Now we have one more lesson on how we breathe. 

  • For optimal health in breathing, we try to do what is called “diaphragmatic breathing.”  If you are breathing high up in the chest, you are not using your lungs to full capacity. Let’s check it out.
  • Put one hand on your chest and the other on your belly.  Is one hand moving and the other not? See if you can feel the belly hand moving more than the chest hand.
  • Notice this:  When you breathe in, does the belly (or diaphragm) go out?  And when you breathe out, does it collapse or go in?  This is what we want.
  • Many people are reluctant to have anything but a totally flat stomach, so they often learn to breathe improperly.  Mmmmm.  I wonder what is more important.

As always, be kind and compassionate with yourself.  No judging allowed!  Only witnessing!  Be patient.  Everything in “The 52” is meant to help you but is NEVER meant to set up a win/fail situation.  You do what you can and smile all along the way.

Remember to love yourself completely NOW.  After all, you have never in your whole life been apart from the kind of love we will talk about again soon.

I am always in your corner, breathing right along with you!

With love and namaste, Deanne

For more thoughts: www.deannemincer.com and please share this with your friends

The 52: How Are You Breathing Right Now?

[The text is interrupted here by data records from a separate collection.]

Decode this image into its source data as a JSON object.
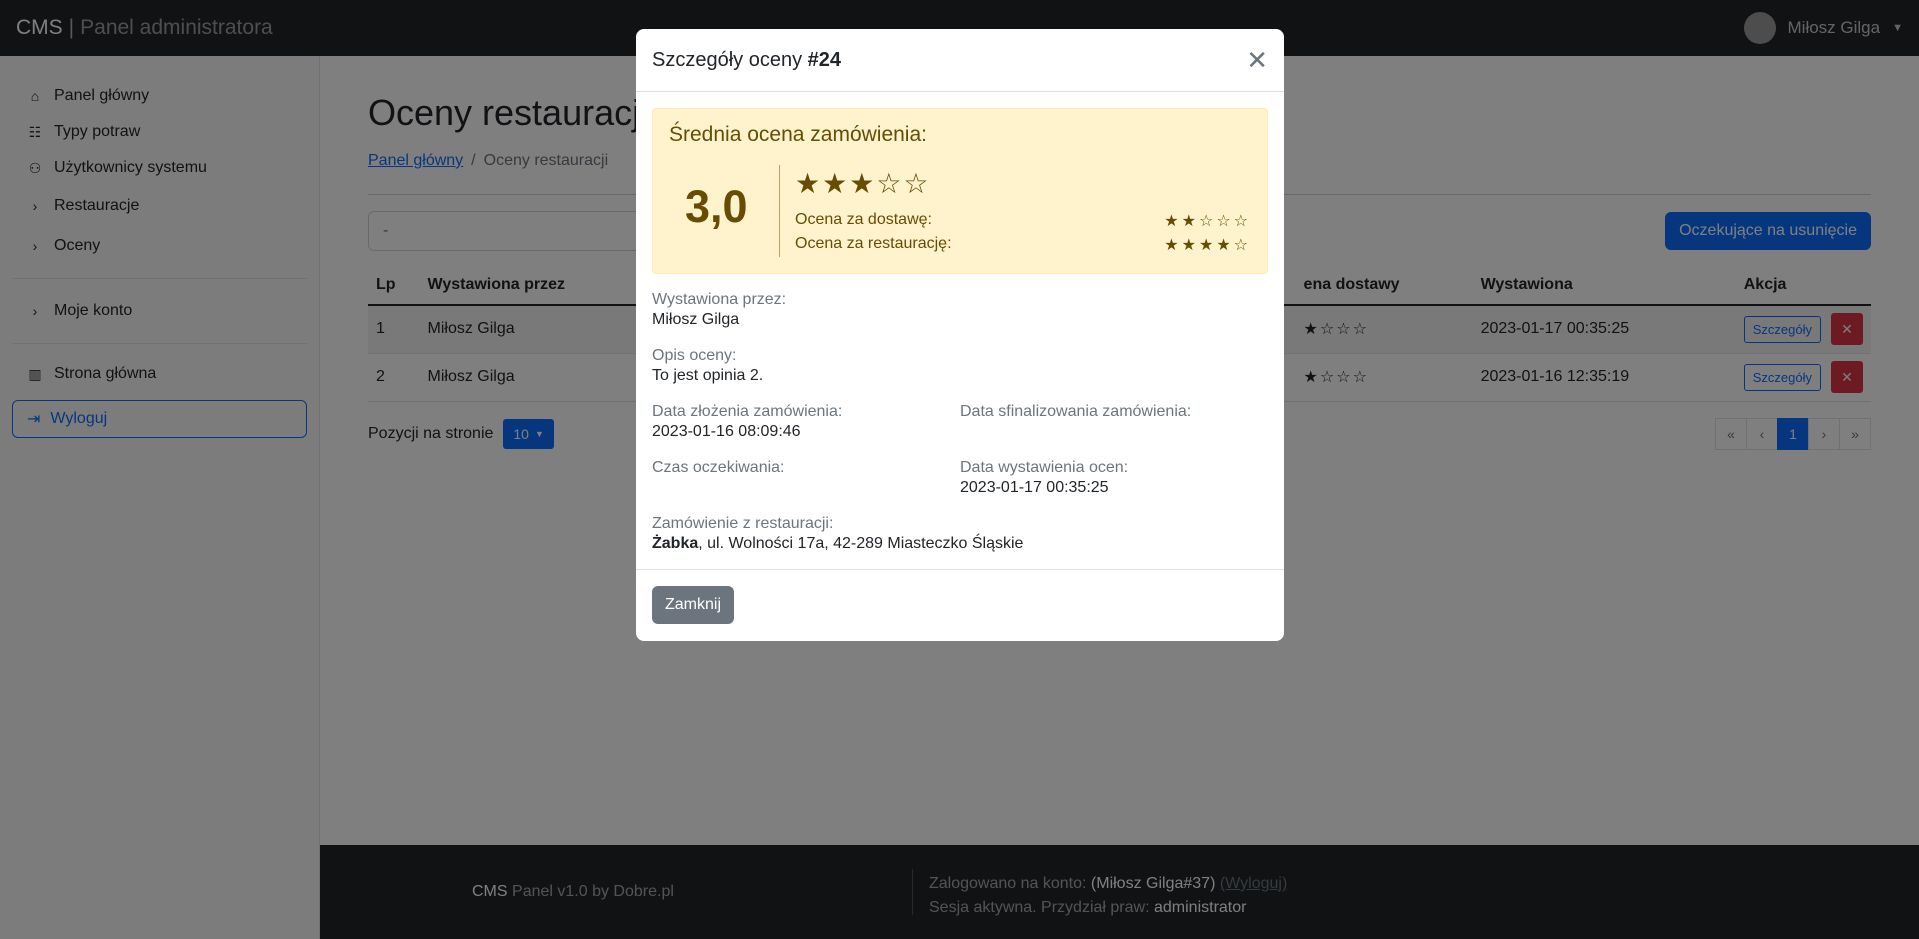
{
  "topbar": {
    "brand": "CMS",
    "brand_sub": "Panel administratora",
    "user": "Miłosz Gilga"
  },
  "sidebar": {
    "items": [
      {
        "label": "Panel główny",
        "icon": "house-icon"
      },
      {
        "label": "Typy potraw",
        "icon": "food-cart-icon"
      },
      {
        "label": "Użytkownicy systemu",
        "icon": "users-icon"
      },
      {
        "label": "Restauracje",
        "icon": "chevron-right-icon"
      },
      {
        "label": "Oceny",
        "icon": "chevron-right-icon"
      },
      {
        "label": "Moje konto",
        "icon": "chevron-right-icon"
      },
      {
        "label": "Strona główna",
        "icon": "building-icon"
      }
    ],
    "logout": "Wyloguj"
  },
  "main": {
    "title": "Oceny restauracji",
    "breadcrumb": {
      "home": "Panel główny",
      "current": "Oceny restauracji"
    },
    "search_value": "-",
    "pending_button": "Oczekujące na usunięcie",
    "table": {
      "headers": [
        "Lp",
        "Wystawiona przez",
        "",
        "Ocena dostawy",
        "Wystawiona",
        "Akcja"
      ],
      "header_partial": "ena dostawy",
      "rows": [
        {
          "lp": "1",
          "by": "Miłosz Gilga",
          "stars": "★☆☆☆",
          "date": "2023-01-17 00:35:25",
          "details": "Szczegóły"
        },
        {
          "lp": "2",
          "by": "Miłosz Gilga",
          "stars": "★☆☆☆",
          "date": "2023-01-16 12:35:19",
          "details": "Szczegóły"
        }
      ]
    },
    "per_page_label": "Pozycji na stronie",
    "per_page_value": "10",
    "pager": {
      "first": "«",
      "prev": "‹",
      "page": "1",
      "next": "›",
      "last": "»"
    }
  },
  "footer": {
    "left_brand": "CMS",
    "left_rest": "Panel v1.0 by Dobre.pl",
    "logged_label": "Zalogowano na konto:",
    "logged_user": "(Miłosz Gilga#37)",
    "logout_link": "(Wyloguj)",
    "session_label": "Sesja aktywna. Przydział praw:",
    "role": "administrator"
  },
  "modal": {
    "title_prefix": "Szczegóły oceny",
    "title_id": "#24",
    "avg_title": "Średnia ocena zamówienia:",
    "avg_value": "3,0",
    "avg_stars": "★★★☆☆",
    "delivery_label": "Ocena za dostawę:",
    "delivery_stars": "★★☆☆☆",
    "restaurant_label": "Ocena za restaurację:",
    "restaurant_stars": "★★★★☆",
    "by_label": "Wystawiona przez:",
    "by_value": "Miłosz Gilga",
    "desc_label": "Opis oceny:",
    "desc_value": "To jest opinia 2.",
    "order_date_label": "Data złożenia zamówienia:",
    "order_date_value": "2023-01-16 08:09:46",
    "finalized_label": "Data sfinalizowania zamówienia:",
    "wait_label": "Czas oczekiwania:",
    "issued_label": "Data wystawienia ocen:",
    "issued_value": "2023-01-17 00:35:25",
    "restaurant_from_label": "Zamówienie z restauracji:",
    "restaurant_name": "Żabka",
    "restaurant_address": ", ul. Wolności 17a, 42-289 Miasteczko Śląskie",
    "close_button": "Zamknij"
  }
}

Now to breath! If you have started monitoring and altering your breath, as described in the last post, you are already seeing how this simple awareness can make you lighter and happier.  That’s the promise of this 52 week course in spiritual teachings. 

Most of us take our breathing for granted.  We just do it, without any thought of how we do it.  Did you know that there is an entire science to breathing.  In fact, in my yoga training, one of the books we studied is titled Science of Breath. If you are interested in learning more, I highly recommend this book.  It was written by the people who were my on site teachers in my studies of yoga.  It was a privilege to be surrounded by swamis and medical doctors and psychologists, all of them seasoned in yoga. What a multi-disciplinary approach to the “science” and philosophy of yoga!

Now for more breathing tips you might like to try:

  • While you are breathing, use this visualization:  Imagine that the in- breath is filled with bright healing light.  Feel it flow in through the nostrils, down into the lungs, then sense that it is spreading throughout your body.  You could visualise the light into every organ, tissue and cell — all the way out to the extremities.  Each cell is cleansed and bathed by the breath.
  • Now as you exhale, imagine the breath is carrying away anything you wish removed from your body — illness, pain, toxins, soreness.  Feel it flow out through the nostrils and flow completely away from your body.
  • Here is another:   Let each in-breath be bright with a golden light of love, bathing your entire body.  Then breathe out confusion, chaos, worry, sadness or any negative emotion.

These images can have potent power.  One time, a man was referred to me for special yoga practice.  He was suffering with intense back pain.  He had been advised to have surgery.  We engaged several of these breathing practices.  He described that his pain was totally gone.  Then, as often occurs, his ego and skepticism kicked in.  In a short time, I am sorry to say his pain returned.  He could not accept that something so simple could relieve his pain and that he had the power to do it. I never saw him again but was told that he decided on surgery. 

When the body, breath, and mind work in loving tandem, miracles can and do occur.  See what happens to YOU when you work with your breath.

In a few days, there will be more on the breathing.  Let me know how you are doing.  Remember, even though I have used these practices for a long time, I am following “the 52” right along with you and feeling results anew!

With love and namaste, Deanne

For more thoughts: www.deannemincer.com